Side spin on a cue ball on the opposite side of the direction of the cut angle to be played (right-hand english when cutting an object ball to the left, and vice versa). In addition to affecting cue ball position, outside english can be used to decrease throw.
A shot in which the cue ball is potted after caroming off another ball. In snooker and most pool games doing this would be a fault (foul), but the move will score points in many games in which hazards (as such) apply, such as English billiards, or in the final or game point in Cowboy pool. The term derives from this hazard costing the player points in early forms of billiards.
This is your pocket for sinking balls in a one pocket game.
A requirement under some pocket billiards rulesets that either an object ball be pocketed, or at least four object balls be driven to contact the cushions, on the opening break shot.
A foul where the rules are blatantly, intentionally violated, with a stiffer penalty (e.g., loss of game) than normal.
A situation in which a ball strikes another ball which is close to a rail and the struck ball rebounds back into the ball it was hit by; usually but not always unintended.
A type of nurse shot used in English billiards in which two coloured balls are positioned on either side of the mouth of a snooker table pocket but not touching and, thus placed, can be successively contacted and scored off over and over by the cue ball without moving them.
Used in snooker in reference to the position of the cue ball. It is above the object ball if it is off-straight on the baulk cushion side of the imaginary line for a straight pot (e.g. "he'll want to finish above the blue in order to go into the pink and reds"). It is also common to use the term high instead.
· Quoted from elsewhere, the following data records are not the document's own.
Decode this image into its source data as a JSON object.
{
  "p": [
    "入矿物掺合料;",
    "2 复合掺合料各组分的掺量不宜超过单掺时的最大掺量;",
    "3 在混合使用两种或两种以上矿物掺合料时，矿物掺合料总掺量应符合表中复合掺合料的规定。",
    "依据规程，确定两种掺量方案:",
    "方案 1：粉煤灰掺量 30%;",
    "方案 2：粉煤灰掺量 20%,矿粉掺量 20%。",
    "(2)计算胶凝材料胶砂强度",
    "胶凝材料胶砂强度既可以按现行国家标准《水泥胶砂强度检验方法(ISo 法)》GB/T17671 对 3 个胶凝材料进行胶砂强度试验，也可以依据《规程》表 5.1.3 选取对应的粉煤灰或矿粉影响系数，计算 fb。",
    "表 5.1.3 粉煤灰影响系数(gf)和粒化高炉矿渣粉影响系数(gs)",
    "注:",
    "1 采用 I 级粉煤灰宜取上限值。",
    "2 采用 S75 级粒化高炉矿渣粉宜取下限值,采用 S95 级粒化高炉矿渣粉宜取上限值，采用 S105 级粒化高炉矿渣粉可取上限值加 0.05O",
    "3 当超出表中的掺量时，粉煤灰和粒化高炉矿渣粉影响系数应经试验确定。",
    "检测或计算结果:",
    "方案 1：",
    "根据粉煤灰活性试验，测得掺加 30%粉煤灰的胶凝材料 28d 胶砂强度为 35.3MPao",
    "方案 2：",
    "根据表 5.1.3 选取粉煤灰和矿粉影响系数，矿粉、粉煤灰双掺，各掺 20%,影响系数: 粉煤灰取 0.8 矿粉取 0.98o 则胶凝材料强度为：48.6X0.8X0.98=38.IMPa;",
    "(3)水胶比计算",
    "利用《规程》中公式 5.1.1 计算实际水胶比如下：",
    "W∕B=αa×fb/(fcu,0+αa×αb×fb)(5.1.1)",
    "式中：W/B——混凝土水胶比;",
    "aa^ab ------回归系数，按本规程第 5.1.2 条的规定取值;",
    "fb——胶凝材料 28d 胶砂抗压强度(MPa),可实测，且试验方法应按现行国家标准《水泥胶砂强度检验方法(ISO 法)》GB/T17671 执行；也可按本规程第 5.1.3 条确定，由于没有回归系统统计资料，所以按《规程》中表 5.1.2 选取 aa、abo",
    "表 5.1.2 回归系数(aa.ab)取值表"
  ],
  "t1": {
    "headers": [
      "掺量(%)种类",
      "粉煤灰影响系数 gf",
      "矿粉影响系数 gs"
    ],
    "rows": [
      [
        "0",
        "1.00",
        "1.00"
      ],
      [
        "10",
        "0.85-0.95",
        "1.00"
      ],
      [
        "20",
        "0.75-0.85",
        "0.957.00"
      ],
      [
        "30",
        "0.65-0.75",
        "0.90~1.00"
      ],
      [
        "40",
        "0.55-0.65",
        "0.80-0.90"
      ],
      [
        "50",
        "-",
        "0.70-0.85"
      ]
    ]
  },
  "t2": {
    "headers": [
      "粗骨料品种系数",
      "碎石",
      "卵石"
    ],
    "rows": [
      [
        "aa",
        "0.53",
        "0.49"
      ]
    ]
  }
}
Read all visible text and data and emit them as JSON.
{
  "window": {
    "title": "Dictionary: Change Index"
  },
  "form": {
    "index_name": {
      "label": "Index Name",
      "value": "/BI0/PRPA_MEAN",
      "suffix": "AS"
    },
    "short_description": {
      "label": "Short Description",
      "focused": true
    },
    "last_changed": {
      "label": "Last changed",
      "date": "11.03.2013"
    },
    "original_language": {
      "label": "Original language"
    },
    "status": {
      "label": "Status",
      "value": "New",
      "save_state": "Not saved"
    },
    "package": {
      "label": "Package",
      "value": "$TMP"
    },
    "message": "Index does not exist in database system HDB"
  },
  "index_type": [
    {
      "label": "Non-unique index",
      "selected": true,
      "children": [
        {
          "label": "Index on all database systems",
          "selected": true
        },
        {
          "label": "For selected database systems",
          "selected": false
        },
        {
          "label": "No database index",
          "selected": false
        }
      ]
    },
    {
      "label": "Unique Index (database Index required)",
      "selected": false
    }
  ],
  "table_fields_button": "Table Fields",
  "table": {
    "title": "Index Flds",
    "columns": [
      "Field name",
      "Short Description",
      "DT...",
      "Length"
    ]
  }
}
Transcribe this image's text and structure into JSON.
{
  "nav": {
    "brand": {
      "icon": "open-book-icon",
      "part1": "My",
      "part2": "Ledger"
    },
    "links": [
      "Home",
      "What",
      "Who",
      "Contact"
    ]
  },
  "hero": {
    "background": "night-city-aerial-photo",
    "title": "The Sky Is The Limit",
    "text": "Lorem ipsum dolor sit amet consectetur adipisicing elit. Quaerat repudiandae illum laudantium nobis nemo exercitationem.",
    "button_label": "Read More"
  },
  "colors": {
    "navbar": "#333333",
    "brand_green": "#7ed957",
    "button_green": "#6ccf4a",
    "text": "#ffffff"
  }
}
Balls remain unmoved after a player's shot.
This is a carom shot that utilizes english and only two rails to achieve three cushion contacts.
When the cue ball is tucked behind the corner of a pocket, therefore not allowing a direct shot at the object ball without it bouncing of the corner of the rail.
A break shot in which the object is to leave the incoming player with no shot or a very difficult shot, such as is normally employed in the opening break of straight pool. Cf. open break.
To apply chalk to the tip of your cue before a shot.
Certain rules say you must designate your shot before taking it. Generally this is just calling the ball to be sunk in which pocket, and is not dependent on touching rails or other balls, but very well can be.
Common slang in the US for a cheap, poorly made cue. Compare wood.
The ball required to guarantee victory in a match. Sometimes used figuratively to mean the last difficult ball required (chiefly British and usually used in multi-frame matches, particularly snooker).
Chiefly British: Same as duck, and stemming from the same obvious etymology.
This is a bank shot that goes off of the head rail and then straight to the pocket at the other end of the table.
In snooker, the pocket nearest the yellow spot.
Also spider rest. A type of rest, similar to a common American-style rake bridge but with longer legs supporting the head so that the cue is higher and can reach over and around an obstructing ball to reach the cue ball. See also swan.
Also double-century break. In English billiards, a break of 200-299 points (i.e. double a century). Larger multi-centuries are regularly achieved. Rare in amateur play, triple centuries are routine, and quadruples not uncommon at World Professional Billiards Championships; 2007 winner Mike Russell shot four triples in the final round alone, while of sixteen competitors, three shot quadruple centuries (one once, one twice, and Russell three times). Quintuple centuries are rare even at the professional level, with only the 494 shot by nine-time World Champion Russell (who has more such titles than any other player in history as of 2007) coming close in that event. World Champion Geet Sethi holds the world record, at a duodectuple century (and then some) of 1276 consecutive points."
Principally British: In snooker, if a player wins a match without the need for the final session to be played (for example, if a player wins a best-of-25-frames match split into three sessions - two sessions of eight frames and one of nine - by a margin of say, 13 frames to 3), then they are said to have won the match "with a session to spare".